Prompt: With every picture left out, give the data below back exactly.

Records for processing:
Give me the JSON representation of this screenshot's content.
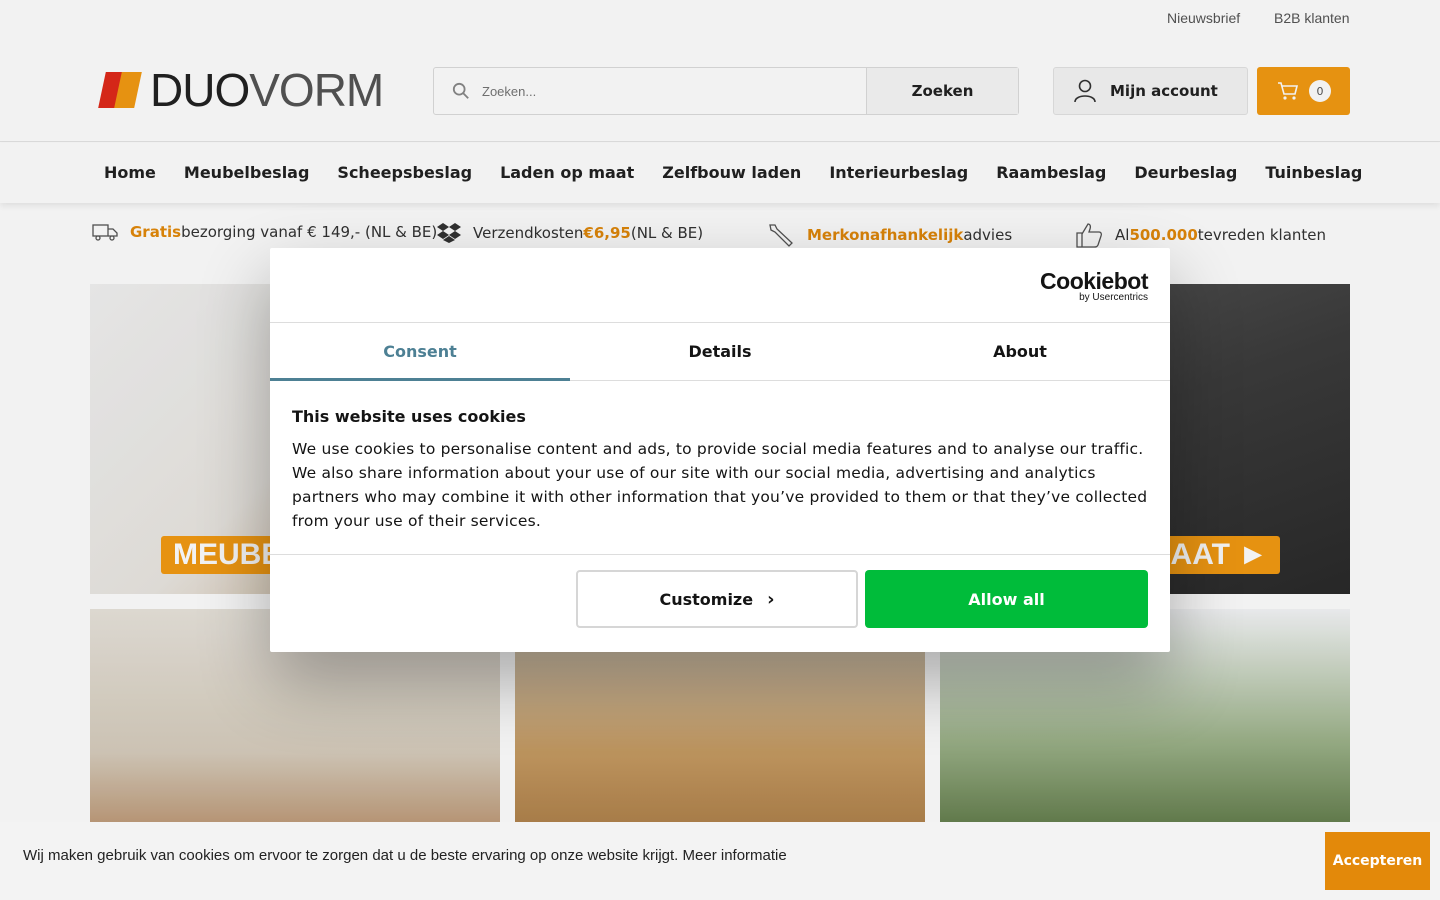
{
  "topbar": {
    "links": [
      "Nieuwsbrief",
      "B2B klanten"
    ]
  },
  "header": {
    "logo": {
      "part1": "DUO",
      "part2": "VORM"
    },
    "search": {
      "placeholder": "Zoeken...",
      "button": "Zoeken"
    },
    "account": {
      "label": "Mijn account"
    },
    "cart": {
      "count": "0"
    }
  },
  "nav": {
    "items": [
      "Home",
      "Meubelbeslag",
      "Scheepsbeslag",
      "Laden op maat",
      "Zelfbouw laden",
      "Interieurbeslag",
      "Raambeslag",
      "Deurbeslag",
      "Tuinbeslag"
    ]
  },
  "usps": [
    {
      "icon": "truck-icon",
      "highlight": "Gratis",
      "text": " bezorging vanaf € 149,- (NL & BE)"
    },
    {
      "icon": "dropbox-icon",
      "text_before": "Verzendkosten ",
      "highlight": "€6,95",
      "text": " (NL & BE)"
    },
    {
      "icon": "wrench-icon",
      "highlight": "Merkonafhankelijk",
      "text": " advies"
    },
    {
      "icon": "thumbs-up-icon",
      "text_before": "Al ",
      "highlight": "500.000",
      "text": " tevreden klanten"
    }
  ],
  "tiles": {
    "tile1_label": "MEUBE",
    "tile2_label": "MAAT ►"
  },
  "dialog": {
    "brand": "Cookiebot",
    "brand_sub": "by Usercentrics",
    "tabs": [
      "Consent",
      "Details",
      "About"
    ],
    "active_tab": "Consent",
    "title": "This website uses cookies",
    "text": "We use cookies to personalise content and ads, to provide social media features and to analyse our traffic. We also share information about your use of our site with our social media, advertising and analytics partners who may combine it with other information that you’ve provided to them or that they’ve collected from your use of their services.",
    "customize": "Customize",
    "allow_all": "Allow all"
  },
  "cookiebar": {
    "text": "Wij maken gebruik van cookies om ervoor te zorgen dat u de beste ervaring op onze website krijgt.",
    "link": "Meer informatie",
    "button": "Accepteren"
  },
  "colors": {
    "brand_orange": "#f39a12",
    "accent_green": "#00bc3a",
    "tab_active": "#4d8094"
  }
}
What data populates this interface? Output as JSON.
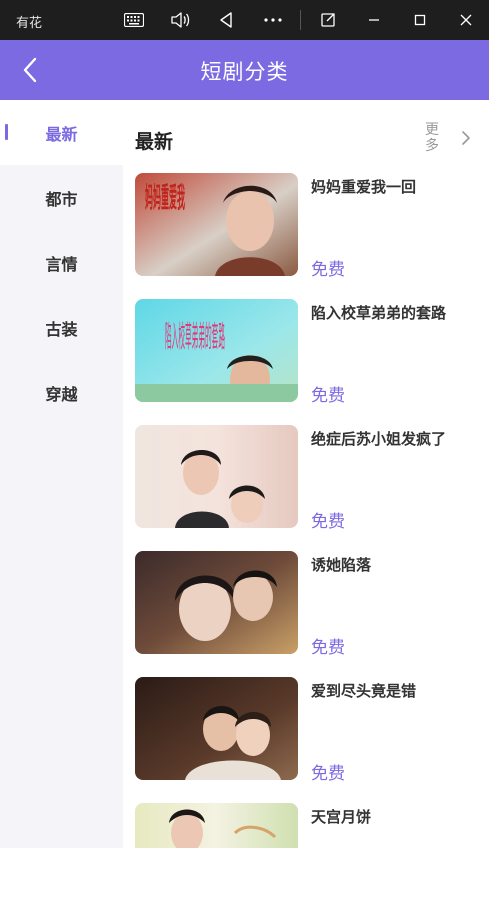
{
  "window": {
    "app_title": "有花"
  },
  "header": {
    "title": "短剧分类"
  },
  "sidebar": {
    "items": [
      {
        "label": "最新",
        "active": true
      },
      {
        "label": "都市",
        "active": false
      },
      {
        "label": "言情",
        "active": false
      },
      {
        "label": "古装",
        "active": false
      },
      {
        "label": "穿越",
        "active": false
      }
    ]
  },
  "main": {
    "section_title": "最新",
    "more_label": "更多",
    "videos": [
      {
        "title": "妈妈重爱我一回",
        "price": "免费",
        "poster_text": "妈妈重爱我"
      },
      {
        "title": "陷入校草弟弟的套路",
        "price": "免费",
        "poster_text": "陷入校草弟弟的套路"
      },
      {
        "title": "绝症后苏小姐发疯了",
        "price": "免费"
      },
      {
        "title": "诱她陷落",
        "price": "免费"
      },
      {
        "title": "爱到尽头竟是错",
        "price": "免费"
      },
      {
        "title": "天宫月饼",
        "price": ""
      }
    ]
  },
  "colors": {
    "accent": "#7b6ae2",
    "sidebar_bg": "#f5f5f9",
    "titlebar_bg": "#1e1e1e"
  }
}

Solution to this task:
Give me the JSON representation of this screenshot's content.
{
  "topbar": {
    "links": [
      "Nieuwsbrief",
      "B2B klanten"
    ]
  },
  "header": {
    "logo": {
      "part1": "DUO",
      "part2": "VORM"
    },
    "search": {
      "placeholder": "Zoeken...",
      "button": "Zoeken"
    },
    "account": {
      "label": "Mijn account"
    },
    "cart": {
      "count": "0"
    }
  },
  "nav": {
    "items": [
      "Home",
      "Meubelbeslag",
      "Scheepsbeslag",
      "Laden op maat",
      "Zelfbouw laden",
      "Interieurbeslag",
      "Raambeslag",
      "Deurbeslag",
      "Tuinbeslag"
    ]
  },
  "usps": [
    {
      "icon": "truck-icon",
      "highlight": "Gratis",
      "text": " bezorging vanaf € 149,- (NL & BE)"
    },
    {
      "icon": "dropbox-icon",
      "text_before": "Verzendkosten ",
      "highlight": "€6,95",
      "text": " (NL & BE)"
    },
    {
      "icon": "wrench-icon",
      "highlight": "Merkonafhankelijk",
      "text": " advies"
    },
    {
      "icon": "thumbs-up-icon",
      "text_before": "Al ",
      "highlight": "500.000",
      "text": " tevreden klanten"
    }
  ],
  "tiles": {
    "tile1_label": "MEUBE",
    "tile2_label": "MAAT ►"
  },
  "dialog": {
    "brand": "Cookiebot",
    "brand_sub": "by Usercentrics",
    "tabs": [
      "Consent",
      "Details",
      "About"
    ],
    "active_tab": "Consent",
    "title": "This website uses cookies",
    "text": "We use cookies to personalise content and ads, to provide social media features and to analyse our traffic. We also share information about your use of our site with our social media, advertising and analytics partners who may combine it with other information that you’ve provided to them or that they’ve collected from your use of their services.",
    "customize": "Customize",
    "allow_all": "Allow all"
  },
  "cookiebar": {
    "text": "Wij maken gebruik van cookies om ervoor te zorgen dat u de beste ervaring op onze website krijgt.",
    "link": "Meer informatie",
    "button": "Accepteren"
  },
  "colors": {
    "brand_orange": "#f39a12",
    "accent_green": "#00bc3a",
    "tab_active": "#4d8094"
  }
}
What data populates this interface? Output as JSON.
{
  "window": {
    "app_title": "有花"
  },
  "header": {
    "title": "短剧分类"
  },
  "sidebar": {
    "items": [
      {
        "label": "最新",
        "active": true
      },
      {
        "label": "都市",
        "active": false
      },
      {
        "label": "言情",
        "active": false
      },
      {
        "label": "古装",
        "active": false
      },
      {
        "label": "穿越",
        "active": false
      }
    ]
  },
  "main": {
    "section_title": "最新",
    "more_label": "更多",
    "videos": [
      {
        "title": "妈妈重爱我一回",
        "price": "免费",
        "poster_text": "妈妈重爱我"
      },
      {
        "title": "陷入校草弟弟的套路",
        "price": "免费",
        "poster_text": "陷入校草弟弟的套路"
      },
      {
        "title": "绝症后苏小姐发疯了",
        "price": "免费"
      },
      {
        "title": "诱她陷落",
        "price": "免费"
      },
      {
        "title": "爱到尽头竟是错",
        "price": "免费"
      },
      {
        "title": "天宫月饼",
        "price": ""
      }
    ]
  },
  "colors": {
    "accent": "#7b6ae2",
    "sidebar_bg": "#f5f5f9",
    "titlebar_bg": "#1e1e1e"
  }
}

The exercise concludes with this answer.